Fujitsu Siemens Computers says it can cut the energy costs, operating costs and space footprint of UK data centres by at least 40% – and promises to pay ten thousand pounds to a charity every time it fails to hit that target – but is the offer as green as it looks?

FSC is convinced that data centres are sprawling masses of servers greedily sucking up power for their operations and taking up far too much space. It quotes a 2006 BroadGroup study that claimed the average UK data centre has the same carbon footprint as the city of Leicester.

This makes one ask 'what is a data centre?' because there is no way a collection of twenty servers, some network boxes and a drive array will put out the same carbon emissions as Leicester. Leicester itself contains at least a few such sites, run by companies like Iomart.

FSC limits the offer to FTSE 350 businesses; other companies will have to pay, and it stipulates: "The delivery of a value study is conditional upon an initial assessment meeting and qualification by Fujitsu Siemens Computers. The scope of the value study must include all aspects of the data centre and will require allocation of resources from the recipient. The value study is also conditional upon the recipient signing a Non-Disclosure Agreement protecting both parties."

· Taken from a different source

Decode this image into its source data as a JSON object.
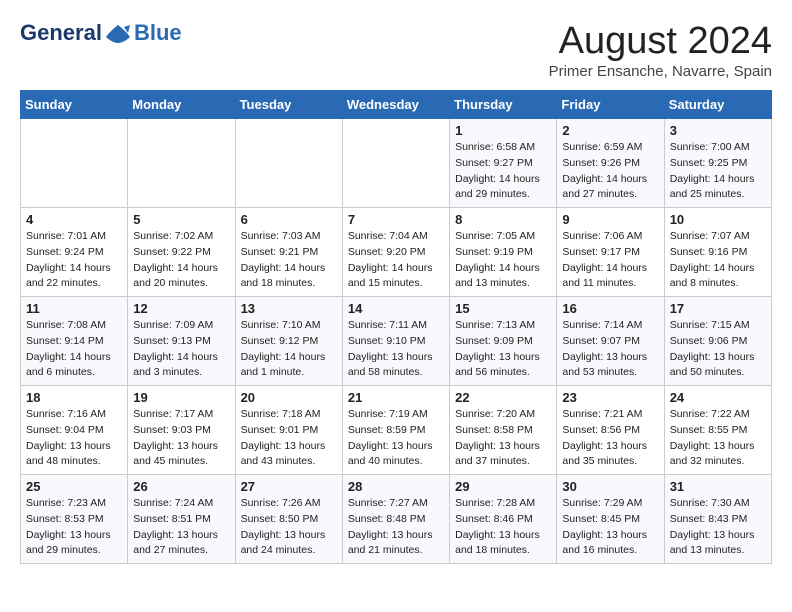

In other words FSC is under no obligation to disclose its failures. However it may well trumpet its successes, stipulating that participating companies must: "agree to allow Fujitsu Siemens Computers to use their name as a participant in the value study and to issue a press release detailing the top line results of the value study." Perhaps potential participants will not relish the thought of FSC issuing a release saying, in effect, "Company X's wildly inefficient data centre has been identified by FSC."

Also, it is obvious that FSC is hoping to recoup the costs of this through sales of hardware, software and services to the participants. Given the recent advances in blade and virtual servers and consolidated, networked and virtualised storage, it seems apparent that most, if not all potential participants could spend a million pounds with FSC and make the 40% energy cost and space savings.

FSC is not directly funding carbon offset trees with its £10,000 donation to The Climate Group charity www.theclimategroup.org/. Instead the money will be used for “reducing the world's greenhouse gas emissions by catalysing leadership on climate change in order to put the world on track for a low carbon economy,” which contains nothing you could actually measure, unless there is some measure of exactly how you 'catalyse leadership’.

Whereas other data centre IT suppliers Dell, HP, IBM and Sun, have set themselves challenging goals to cut their own carbon emissions, or have introduced zero carbon emission policies for their products – 3PAR and Dell - FSC is doing little more than wrapping a green cloak around pre-sales fishing expeditions into FTSE 350 accounts.

It has joined The Green Grid however.